- Hemp Paper: Hemp can also be used as a sustainable alternative to traditional paper made from trees. Hemp paper production requires fewer chemicals and less water, and it can be recycled multiple times without losing its quality.
- Textiles and Fabrics: Hemp fibres can be spun into durable, breathable, and environmentally friendly fabric. Hemp clothing and accessories are gaining popularity due to their sustainability and comfort.
IV. Challenges and Opportunities
- Regulatory Hurdles: Hemp's association with marijuana has led to legal and regulatory challenges in various regions, limiting its widespread cultivation and use.
- Supply Chain and Infrastructure: Scaling up hemp production and establishing the necessary processing infrastructure present logistical challenges that need to be addressed for the widespread adoption of hemp-based alternatives.
- Cost and Consumer Awareness: Currently, hemp-based products may be more expensive than their conventional counterparts due to limited production and economies of scale. Increasing consumer awareness about the benefits of hemp and stimulating demand can help drive down costs.
- Innovation and Research: Continued research and development efforts are needed to enhance the properties of hemp-based materials, improve manufacturing processes, and explore new applications.

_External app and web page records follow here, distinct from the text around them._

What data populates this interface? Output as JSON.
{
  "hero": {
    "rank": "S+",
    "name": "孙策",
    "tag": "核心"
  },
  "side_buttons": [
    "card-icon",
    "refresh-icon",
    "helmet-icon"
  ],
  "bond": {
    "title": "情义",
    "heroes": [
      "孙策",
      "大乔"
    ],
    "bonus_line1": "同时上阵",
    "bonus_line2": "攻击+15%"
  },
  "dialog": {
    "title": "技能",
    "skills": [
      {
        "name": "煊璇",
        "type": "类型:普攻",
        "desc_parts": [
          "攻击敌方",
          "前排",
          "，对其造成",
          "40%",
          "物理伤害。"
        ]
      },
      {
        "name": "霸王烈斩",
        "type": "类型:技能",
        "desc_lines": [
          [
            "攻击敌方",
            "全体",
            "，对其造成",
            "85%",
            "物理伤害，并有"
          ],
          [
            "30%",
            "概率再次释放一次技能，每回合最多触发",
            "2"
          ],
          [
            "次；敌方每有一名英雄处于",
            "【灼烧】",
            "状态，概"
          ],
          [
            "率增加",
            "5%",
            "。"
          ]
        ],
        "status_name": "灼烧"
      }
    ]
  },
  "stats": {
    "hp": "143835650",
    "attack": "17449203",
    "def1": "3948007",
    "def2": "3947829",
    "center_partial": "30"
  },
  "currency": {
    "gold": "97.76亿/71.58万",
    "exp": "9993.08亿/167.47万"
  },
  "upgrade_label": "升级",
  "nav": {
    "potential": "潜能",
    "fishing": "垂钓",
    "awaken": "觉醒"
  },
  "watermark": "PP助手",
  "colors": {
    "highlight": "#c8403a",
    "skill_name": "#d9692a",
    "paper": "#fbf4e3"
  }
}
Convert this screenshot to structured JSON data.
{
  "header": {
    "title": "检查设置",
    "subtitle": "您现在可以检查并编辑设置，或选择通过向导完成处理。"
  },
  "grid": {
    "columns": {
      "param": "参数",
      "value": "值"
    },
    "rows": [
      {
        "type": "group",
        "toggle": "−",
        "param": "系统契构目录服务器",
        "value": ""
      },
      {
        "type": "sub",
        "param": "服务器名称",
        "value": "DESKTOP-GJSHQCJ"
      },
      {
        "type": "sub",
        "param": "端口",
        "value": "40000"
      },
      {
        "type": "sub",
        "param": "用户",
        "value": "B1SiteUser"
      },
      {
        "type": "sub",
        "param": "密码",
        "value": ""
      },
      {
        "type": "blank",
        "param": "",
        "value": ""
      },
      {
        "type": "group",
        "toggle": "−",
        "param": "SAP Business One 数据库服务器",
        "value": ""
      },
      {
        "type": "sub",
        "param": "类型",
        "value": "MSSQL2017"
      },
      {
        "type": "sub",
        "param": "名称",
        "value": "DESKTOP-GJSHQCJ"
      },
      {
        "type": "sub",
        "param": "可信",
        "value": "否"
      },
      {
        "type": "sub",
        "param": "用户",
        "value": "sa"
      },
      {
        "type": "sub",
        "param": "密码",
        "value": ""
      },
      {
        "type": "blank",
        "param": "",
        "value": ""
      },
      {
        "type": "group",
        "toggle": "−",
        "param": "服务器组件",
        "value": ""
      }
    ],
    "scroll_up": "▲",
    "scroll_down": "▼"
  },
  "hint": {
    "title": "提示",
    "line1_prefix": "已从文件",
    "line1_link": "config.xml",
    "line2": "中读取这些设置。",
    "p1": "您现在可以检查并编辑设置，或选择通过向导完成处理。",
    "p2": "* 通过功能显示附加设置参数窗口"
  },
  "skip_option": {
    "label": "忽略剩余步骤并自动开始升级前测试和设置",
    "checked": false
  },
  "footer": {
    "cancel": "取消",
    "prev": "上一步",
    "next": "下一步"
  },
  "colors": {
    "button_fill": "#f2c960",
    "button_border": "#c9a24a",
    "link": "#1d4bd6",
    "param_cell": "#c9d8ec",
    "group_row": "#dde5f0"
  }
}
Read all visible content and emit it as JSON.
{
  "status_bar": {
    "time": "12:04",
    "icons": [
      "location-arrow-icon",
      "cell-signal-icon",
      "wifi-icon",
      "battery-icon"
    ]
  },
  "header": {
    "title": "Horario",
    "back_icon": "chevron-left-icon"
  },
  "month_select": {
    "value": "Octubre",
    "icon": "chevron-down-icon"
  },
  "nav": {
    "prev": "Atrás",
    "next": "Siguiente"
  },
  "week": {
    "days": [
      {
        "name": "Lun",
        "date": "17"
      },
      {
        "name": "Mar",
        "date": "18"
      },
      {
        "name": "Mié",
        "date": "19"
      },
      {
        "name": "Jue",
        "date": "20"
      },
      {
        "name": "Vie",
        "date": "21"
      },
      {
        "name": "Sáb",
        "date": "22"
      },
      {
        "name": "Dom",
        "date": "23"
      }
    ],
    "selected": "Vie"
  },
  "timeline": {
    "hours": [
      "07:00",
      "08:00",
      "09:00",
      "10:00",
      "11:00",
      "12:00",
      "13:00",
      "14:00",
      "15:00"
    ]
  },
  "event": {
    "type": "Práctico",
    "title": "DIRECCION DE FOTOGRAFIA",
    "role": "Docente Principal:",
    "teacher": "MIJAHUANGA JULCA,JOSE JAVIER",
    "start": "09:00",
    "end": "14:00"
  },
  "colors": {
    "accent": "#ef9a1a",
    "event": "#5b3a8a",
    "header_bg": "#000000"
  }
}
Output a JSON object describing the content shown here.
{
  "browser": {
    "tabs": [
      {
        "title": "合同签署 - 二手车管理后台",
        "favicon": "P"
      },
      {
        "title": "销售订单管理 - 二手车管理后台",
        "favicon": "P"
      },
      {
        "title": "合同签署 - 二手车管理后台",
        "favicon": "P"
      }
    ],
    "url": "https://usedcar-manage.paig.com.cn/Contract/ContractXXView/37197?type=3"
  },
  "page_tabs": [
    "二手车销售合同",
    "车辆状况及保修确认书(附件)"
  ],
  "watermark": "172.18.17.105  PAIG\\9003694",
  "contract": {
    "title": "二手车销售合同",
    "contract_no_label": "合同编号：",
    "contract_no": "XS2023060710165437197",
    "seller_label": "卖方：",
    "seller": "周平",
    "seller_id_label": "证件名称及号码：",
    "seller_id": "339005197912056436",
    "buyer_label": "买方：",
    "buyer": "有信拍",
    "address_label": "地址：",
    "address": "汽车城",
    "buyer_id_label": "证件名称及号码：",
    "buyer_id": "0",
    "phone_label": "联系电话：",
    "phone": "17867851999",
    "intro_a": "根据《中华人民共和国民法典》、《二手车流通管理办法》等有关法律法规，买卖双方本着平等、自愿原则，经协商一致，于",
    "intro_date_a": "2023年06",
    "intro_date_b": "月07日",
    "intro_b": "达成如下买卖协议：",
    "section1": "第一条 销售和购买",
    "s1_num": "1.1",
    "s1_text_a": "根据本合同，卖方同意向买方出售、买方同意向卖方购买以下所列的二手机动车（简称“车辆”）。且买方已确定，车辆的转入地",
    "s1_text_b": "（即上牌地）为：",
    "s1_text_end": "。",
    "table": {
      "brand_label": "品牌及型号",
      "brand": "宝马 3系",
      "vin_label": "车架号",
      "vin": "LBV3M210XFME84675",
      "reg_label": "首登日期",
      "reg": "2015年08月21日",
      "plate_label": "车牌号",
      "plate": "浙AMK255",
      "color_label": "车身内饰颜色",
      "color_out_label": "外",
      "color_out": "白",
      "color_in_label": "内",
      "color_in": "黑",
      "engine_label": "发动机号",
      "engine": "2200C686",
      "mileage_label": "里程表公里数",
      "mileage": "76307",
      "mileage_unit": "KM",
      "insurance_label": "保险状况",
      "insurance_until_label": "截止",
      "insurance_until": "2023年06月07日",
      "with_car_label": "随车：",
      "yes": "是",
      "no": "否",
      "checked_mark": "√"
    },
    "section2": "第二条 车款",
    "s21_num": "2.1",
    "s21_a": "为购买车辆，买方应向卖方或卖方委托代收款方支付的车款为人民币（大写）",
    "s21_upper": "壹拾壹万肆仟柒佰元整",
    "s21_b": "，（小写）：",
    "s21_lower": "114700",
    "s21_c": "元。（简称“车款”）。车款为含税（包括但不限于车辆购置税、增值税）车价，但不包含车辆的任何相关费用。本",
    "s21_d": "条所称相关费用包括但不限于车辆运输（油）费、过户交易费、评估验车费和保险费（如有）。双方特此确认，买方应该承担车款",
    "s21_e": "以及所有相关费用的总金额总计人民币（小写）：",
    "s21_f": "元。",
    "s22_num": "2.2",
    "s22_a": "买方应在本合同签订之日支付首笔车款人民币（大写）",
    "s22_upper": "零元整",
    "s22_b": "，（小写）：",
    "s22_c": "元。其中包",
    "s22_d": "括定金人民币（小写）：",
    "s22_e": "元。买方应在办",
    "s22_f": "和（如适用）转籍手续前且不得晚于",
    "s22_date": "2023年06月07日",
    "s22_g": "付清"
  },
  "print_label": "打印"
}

Hemp shows immense potential as a sustainable alternative to plastic, offering biodegradability, versatility, and carbon capture capabilities. While challenges exist, addressing regulatory barriers, expanding infrastructure, and fostering consumer awareness can pave the way for a future where hemp-based materials play a significant role in reducing plastic pollution and promoting environmental sustainability.